Data items>
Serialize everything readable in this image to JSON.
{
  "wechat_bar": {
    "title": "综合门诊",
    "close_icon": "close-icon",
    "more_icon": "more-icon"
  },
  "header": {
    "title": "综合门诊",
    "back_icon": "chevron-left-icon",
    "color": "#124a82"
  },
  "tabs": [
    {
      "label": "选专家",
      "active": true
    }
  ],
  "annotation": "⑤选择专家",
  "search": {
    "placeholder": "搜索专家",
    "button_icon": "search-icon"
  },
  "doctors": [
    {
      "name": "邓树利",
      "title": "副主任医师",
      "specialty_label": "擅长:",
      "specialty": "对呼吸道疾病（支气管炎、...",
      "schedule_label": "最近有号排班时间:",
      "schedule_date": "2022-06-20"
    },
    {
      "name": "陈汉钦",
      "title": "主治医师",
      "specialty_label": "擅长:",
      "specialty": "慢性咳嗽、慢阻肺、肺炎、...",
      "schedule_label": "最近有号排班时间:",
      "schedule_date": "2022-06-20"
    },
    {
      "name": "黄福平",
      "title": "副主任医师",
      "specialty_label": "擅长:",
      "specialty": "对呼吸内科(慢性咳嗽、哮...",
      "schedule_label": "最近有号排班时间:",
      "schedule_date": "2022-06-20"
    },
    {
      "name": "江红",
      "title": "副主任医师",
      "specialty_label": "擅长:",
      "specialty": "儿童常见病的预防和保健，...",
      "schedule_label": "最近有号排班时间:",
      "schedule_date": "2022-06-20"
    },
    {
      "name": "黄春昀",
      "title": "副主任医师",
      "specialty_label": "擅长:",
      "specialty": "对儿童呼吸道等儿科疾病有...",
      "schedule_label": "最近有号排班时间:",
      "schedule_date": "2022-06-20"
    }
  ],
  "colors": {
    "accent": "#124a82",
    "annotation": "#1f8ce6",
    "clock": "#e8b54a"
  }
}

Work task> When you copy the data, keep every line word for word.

Exercise answer>
Serialize everything readable in this image to JSON.
{
  "wechat_bar": {
    "title": "综合门诊",
    "close_icon": "close-icon",
    "more_icon": "more-icon"
  },
  "header": {
    "title": "综合门诊",
    "back_icon": "chevron-left-icon",
    "color": "#124a82"
  },
  "tabs": [
    {
      "label": "选专家",
      "active": true
    }
  ],
  "annotation": "⑤选择专家",
  "search": {
    "placeholder": "搜索专家",
    "button_icon": "search-icon"
  },
  "doctors": [
    {
      "name": "邓树利",
      "title": "副主任医师",
      "specialty_label": "擅长:",
      "specialty": "对呼吸道疾病（支气管炎、...",
      "schedule_label": "最近有号排班时间:",
      "schedule_date": "2022-06-20"
    },
    {
      "name": "陈汉钦",
      "title": "主治医师",
      "specialty_label": "擅长:",
      "specialty": "慢性咳嗽、慢阻肺、肺炎、...",
      "schedule_label": "最近有号排班时间:",
      "schedule_date": "2022-06-20"
    },
    {
      "name": "黄福平",
      "title": "副主任医师",
      "specialty_label": "擅长:",
      "specialty": "对呼吸内科(慢性咳嗽、哮...",
      "schedule_label": "最近有号排班时间:",
      "schedule_date": "2022-06-20"
    },
    {
      "name": "江红",
      "title": "副主任医师",
      "specialty_label": "擅长:",
      "specialty": "儿童常见病的预防和保健，...",
      "schedule_label": "最近有号排班时间:",
      "schedule_date": "2022-06-20"
    },
    {
      "name": "黄春昀",
      "title": "副主任医师",
      "specialty_label": "擅长:",
      "specialty": "对儿童呼吸道等儿科疾病有...",
      "schedule_label": "最近有号排班时间:",
      "schedule_date": "2022-06-20"
    }
  ],
  "colors": {
    "accent": "#124a82",
    "annotation": "#1f8ce6",
    "clock": "#e8b54a"
  }
}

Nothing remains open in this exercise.